• [Exercise brief]:
Search the listing below for the string "можешь", then copy every line it appears in.

* * *

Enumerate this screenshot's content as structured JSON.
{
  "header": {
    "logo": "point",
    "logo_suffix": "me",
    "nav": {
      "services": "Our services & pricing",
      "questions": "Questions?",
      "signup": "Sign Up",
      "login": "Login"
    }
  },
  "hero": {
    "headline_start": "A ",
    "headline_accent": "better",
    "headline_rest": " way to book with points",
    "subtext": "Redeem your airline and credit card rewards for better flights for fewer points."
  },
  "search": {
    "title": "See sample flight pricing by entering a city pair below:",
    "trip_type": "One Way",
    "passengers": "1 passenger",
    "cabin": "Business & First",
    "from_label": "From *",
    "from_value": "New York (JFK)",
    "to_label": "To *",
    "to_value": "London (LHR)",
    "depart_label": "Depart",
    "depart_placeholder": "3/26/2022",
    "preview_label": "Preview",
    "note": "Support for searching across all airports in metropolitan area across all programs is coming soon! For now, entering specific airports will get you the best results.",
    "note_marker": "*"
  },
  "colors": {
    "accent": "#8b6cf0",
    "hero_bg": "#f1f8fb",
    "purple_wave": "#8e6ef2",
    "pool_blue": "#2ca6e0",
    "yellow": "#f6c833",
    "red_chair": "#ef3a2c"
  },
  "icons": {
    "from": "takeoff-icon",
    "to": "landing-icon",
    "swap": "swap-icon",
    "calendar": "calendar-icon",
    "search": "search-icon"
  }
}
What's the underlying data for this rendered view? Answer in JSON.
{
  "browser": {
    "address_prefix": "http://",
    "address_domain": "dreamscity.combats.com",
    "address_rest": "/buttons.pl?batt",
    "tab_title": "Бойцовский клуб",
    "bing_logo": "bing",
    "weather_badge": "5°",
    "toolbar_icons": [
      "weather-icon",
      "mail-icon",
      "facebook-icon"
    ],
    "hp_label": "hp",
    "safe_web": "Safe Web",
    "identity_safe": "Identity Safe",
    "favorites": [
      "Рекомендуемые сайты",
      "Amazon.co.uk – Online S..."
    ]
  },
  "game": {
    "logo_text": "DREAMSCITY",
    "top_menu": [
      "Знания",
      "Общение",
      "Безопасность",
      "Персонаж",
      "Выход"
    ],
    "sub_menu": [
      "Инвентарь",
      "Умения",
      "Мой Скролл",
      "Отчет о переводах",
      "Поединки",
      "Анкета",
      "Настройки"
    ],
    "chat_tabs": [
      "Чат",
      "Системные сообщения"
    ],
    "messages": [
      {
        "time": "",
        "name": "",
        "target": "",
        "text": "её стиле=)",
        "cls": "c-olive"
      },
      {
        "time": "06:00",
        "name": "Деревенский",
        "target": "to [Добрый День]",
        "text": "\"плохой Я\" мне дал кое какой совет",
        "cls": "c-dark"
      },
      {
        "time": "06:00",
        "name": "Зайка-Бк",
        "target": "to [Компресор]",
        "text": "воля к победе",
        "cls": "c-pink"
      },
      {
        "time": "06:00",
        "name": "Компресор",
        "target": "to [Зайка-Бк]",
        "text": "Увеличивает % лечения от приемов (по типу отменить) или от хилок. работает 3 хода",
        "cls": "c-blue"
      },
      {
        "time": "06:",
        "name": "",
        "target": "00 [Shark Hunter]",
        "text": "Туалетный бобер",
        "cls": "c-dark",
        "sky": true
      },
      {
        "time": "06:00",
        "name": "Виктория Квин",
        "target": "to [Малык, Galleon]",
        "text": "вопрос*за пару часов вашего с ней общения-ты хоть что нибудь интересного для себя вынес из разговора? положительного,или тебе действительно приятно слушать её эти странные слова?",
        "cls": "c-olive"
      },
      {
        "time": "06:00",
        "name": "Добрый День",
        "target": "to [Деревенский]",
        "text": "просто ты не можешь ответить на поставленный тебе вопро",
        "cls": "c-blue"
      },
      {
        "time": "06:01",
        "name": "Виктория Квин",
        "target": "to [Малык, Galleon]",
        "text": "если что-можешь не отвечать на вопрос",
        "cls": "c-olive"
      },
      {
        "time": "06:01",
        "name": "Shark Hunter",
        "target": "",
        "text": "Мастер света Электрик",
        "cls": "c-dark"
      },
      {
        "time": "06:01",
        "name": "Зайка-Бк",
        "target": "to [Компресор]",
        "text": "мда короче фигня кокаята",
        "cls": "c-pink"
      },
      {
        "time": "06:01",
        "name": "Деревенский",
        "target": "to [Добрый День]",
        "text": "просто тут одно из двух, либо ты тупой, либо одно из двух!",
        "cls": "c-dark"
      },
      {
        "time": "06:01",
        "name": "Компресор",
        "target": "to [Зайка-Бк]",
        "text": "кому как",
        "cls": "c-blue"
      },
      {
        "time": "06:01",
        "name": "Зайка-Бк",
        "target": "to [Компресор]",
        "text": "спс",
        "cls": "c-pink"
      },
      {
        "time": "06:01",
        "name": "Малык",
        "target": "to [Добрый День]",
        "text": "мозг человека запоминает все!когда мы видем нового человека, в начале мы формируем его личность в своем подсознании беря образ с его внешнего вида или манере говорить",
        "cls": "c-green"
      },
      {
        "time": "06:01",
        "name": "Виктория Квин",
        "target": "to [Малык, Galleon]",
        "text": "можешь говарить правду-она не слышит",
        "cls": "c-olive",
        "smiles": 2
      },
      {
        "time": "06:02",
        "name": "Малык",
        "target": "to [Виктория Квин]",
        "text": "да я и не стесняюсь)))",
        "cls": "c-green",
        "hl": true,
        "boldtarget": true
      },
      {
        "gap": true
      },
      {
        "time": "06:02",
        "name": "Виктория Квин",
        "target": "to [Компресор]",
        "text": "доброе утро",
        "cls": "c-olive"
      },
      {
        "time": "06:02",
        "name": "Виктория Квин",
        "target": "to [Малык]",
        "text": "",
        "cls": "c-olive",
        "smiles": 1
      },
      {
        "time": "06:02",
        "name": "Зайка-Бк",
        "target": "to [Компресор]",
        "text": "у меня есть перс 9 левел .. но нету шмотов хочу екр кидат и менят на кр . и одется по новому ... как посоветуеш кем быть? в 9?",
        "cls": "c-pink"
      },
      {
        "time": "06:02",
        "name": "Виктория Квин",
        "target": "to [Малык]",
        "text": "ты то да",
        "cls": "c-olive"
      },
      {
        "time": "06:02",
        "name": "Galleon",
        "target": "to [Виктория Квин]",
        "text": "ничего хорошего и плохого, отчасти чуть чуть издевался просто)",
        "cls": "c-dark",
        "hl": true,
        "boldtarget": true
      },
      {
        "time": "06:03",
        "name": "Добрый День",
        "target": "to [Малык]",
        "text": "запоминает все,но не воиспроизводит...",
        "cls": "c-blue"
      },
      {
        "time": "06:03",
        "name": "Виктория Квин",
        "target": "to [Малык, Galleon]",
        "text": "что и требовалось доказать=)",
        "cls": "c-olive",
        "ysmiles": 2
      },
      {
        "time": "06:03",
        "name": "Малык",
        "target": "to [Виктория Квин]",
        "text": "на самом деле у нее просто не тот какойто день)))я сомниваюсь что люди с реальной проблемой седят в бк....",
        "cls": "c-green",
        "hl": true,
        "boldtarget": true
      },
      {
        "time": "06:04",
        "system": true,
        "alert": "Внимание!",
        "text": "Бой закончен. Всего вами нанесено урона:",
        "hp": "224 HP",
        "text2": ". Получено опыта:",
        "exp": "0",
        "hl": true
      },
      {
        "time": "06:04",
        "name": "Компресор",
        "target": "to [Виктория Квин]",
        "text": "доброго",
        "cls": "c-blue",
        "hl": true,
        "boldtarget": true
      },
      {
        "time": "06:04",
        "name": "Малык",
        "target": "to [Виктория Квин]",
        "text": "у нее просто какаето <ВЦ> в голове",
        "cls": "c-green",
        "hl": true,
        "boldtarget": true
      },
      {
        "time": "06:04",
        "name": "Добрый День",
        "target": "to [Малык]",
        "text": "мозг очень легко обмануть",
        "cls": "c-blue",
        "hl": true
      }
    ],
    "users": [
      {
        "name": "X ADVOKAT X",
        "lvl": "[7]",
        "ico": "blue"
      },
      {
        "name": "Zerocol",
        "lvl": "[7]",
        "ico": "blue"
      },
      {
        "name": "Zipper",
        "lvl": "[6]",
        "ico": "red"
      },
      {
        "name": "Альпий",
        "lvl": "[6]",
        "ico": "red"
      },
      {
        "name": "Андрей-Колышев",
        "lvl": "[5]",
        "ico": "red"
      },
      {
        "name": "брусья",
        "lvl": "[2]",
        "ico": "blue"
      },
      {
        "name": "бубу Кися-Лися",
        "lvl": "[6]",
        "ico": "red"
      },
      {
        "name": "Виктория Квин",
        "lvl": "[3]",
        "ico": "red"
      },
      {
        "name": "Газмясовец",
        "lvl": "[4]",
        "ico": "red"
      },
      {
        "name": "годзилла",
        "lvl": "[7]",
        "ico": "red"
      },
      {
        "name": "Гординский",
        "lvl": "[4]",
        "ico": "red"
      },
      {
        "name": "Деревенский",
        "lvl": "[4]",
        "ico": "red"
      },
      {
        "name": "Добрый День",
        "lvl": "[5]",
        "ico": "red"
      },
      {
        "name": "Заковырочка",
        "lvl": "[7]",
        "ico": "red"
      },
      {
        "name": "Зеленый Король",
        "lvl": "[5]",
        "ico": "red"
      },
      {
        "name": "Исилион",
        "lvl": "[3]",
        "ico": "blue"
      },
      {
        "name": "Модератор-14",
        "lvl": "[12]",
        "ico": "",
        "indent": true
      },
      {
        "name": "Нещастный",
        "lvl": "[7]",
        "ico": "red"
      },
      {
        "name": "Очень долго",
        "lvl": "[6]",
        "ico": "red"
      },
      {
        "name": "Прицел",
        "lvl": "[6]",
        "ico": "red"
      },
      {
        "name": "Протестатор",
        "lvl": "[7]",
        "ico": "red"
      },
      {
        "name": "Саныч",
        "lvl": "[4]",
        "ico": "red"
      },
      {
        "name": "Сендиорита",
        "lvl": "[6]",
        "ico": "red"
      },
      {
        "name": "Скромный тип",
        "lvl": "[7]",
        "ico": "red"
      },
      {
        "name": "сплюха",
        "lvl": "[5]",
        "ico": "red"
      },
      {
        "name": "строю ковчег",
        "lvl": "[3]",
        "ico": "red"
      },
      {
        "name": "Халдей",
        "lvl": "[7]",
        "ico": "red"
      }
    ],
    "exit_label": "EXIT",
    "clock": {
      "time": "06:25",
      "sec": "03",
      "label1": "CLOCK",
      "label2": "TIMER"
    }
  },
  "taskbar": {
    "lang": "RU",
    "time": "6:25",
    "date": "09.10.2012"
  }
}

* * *

• [Task solution]:
        "text": "просто ты не можешь ответить на поставленный тебе вопро",
        "text": "если что-можешь не отвечать на вопрос",
        "text": "можешь говарить правду-она не слышит",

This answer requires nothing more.